● TASK REQUIREMENTS
Filter these entries down to lines holding "title".
----------
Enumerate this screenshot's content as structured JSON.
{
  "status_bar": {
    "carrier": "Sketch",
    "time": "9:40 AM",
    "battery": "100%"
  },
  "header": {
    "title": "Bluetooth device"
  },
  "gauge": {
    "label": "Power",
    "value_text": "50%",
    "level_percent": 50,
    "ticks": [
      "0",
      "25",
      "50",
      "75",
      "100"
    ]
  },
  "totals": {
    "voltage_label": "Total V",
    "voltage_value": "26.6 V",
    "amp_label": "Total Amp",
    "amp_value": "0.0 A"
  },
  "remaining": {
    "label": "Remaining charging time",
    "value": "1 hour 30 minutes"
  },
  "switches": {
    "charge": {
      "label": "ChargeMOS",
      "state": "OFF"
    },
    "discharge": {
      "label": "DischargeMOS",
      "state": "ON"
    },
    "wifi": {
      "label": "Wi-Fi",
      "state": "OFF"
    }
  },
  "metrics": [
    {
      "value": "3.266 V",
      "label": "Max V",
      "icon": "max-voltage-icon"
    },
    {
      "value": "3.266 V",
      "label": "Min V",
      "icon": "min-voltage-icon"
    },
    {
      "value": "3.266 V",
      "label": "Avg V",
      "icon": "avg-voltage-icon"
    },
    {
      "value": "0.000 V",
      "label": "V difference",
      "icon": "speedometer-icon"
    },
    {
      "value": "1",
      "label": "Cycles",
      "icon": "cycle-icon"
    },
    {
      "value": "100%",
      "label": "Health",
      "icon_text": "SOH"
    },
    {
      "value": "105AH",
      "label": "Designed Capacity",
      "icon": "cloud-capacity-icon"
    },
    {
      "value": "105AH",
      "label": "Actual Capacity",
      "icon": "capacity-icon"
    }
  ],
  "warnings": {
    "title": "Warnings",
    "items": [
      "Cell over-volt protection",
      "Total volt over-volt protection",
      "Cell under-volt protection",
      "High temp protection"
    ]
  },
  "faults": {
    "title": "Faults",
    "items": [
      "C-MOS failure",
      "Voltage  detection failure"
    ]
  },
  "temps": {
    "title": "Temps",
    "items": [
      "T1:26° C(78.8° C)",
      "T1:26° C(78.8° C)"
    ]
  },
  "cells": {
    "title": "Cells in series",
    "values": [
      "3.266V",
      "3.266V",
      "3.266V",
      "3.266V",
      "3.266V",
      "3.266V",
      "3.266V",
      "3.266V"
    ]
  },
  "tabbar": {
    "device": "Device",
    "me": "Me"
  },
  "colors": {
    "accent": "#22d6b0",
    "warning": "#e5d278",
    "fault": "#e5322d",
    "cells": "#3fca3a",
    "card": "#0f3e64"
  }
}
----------
● ANSWER TO THIS PROBLEM
    "title": "Bluetooth device"
    "title": "Warnings",
    "title": "Faults",
    "title": "Temps",
    "title": "Cells in series",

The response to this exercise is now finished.